▶ _Material provided_
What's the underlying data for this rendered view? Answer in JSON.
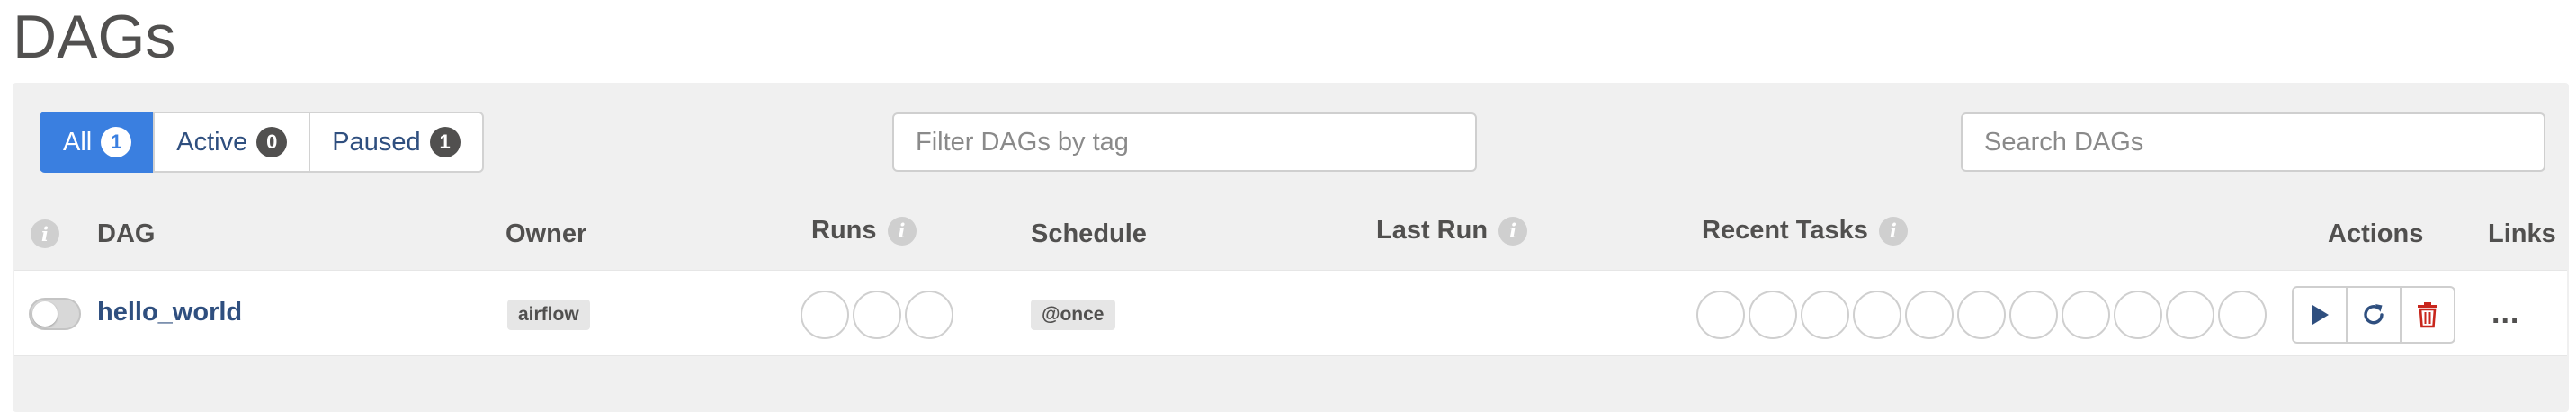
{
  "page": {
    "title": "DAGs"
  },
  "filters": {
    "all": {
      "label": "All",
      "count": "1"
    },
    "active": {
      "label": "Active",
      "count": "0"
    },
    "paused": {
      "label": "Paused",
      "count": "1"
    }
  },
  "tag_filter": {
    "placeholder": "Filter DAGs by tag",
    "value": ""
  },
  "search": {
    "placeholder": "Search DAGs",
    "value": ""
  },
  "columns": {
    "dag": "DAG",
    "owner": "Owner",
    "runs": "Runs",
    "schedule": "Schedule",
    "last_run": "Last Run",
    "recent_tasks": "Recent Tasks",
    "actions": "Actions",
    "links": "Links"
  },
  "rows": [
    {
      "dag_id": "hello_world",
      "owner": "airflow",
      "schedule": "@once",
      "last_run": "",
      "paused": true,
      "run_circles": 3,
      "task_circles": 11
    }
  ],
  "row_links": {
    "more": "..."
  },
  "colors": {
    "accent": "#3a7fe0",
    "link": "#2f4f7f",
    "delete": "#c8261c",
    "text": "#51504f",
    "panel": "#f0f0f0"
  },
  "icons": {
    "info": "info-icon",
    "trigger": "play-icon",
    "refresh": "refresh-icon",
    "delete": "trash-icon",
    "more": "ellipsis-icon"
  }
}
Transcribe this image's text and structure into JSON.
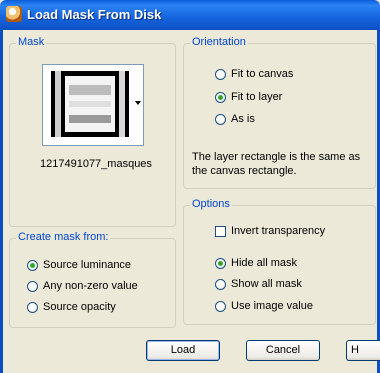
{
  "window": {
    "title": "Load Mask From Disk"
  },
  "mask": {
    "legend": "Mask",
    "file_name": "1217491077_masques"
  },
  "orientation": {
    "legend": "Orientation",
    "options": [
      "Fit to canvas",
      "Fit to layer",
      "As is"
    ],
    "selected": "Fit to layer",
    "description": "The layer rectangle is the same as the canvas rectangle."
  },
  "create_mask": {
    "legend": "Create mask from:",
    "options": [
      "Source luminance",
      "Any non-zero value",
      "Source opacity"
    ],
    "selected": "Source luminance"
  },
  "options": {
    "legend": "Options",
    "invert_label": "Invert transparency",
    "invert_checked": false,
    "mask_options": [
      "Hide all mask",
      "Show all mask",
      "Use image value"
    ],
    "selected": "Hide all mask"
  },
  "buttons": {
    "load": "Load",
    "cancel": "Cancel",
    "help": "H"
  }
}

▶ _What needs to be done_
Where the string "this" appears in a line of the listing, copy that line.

▶ _Output of the exercise_
What's the underlying data for this rendered view? Answer in JSON.
Transcribe this image's text and structure into JSON.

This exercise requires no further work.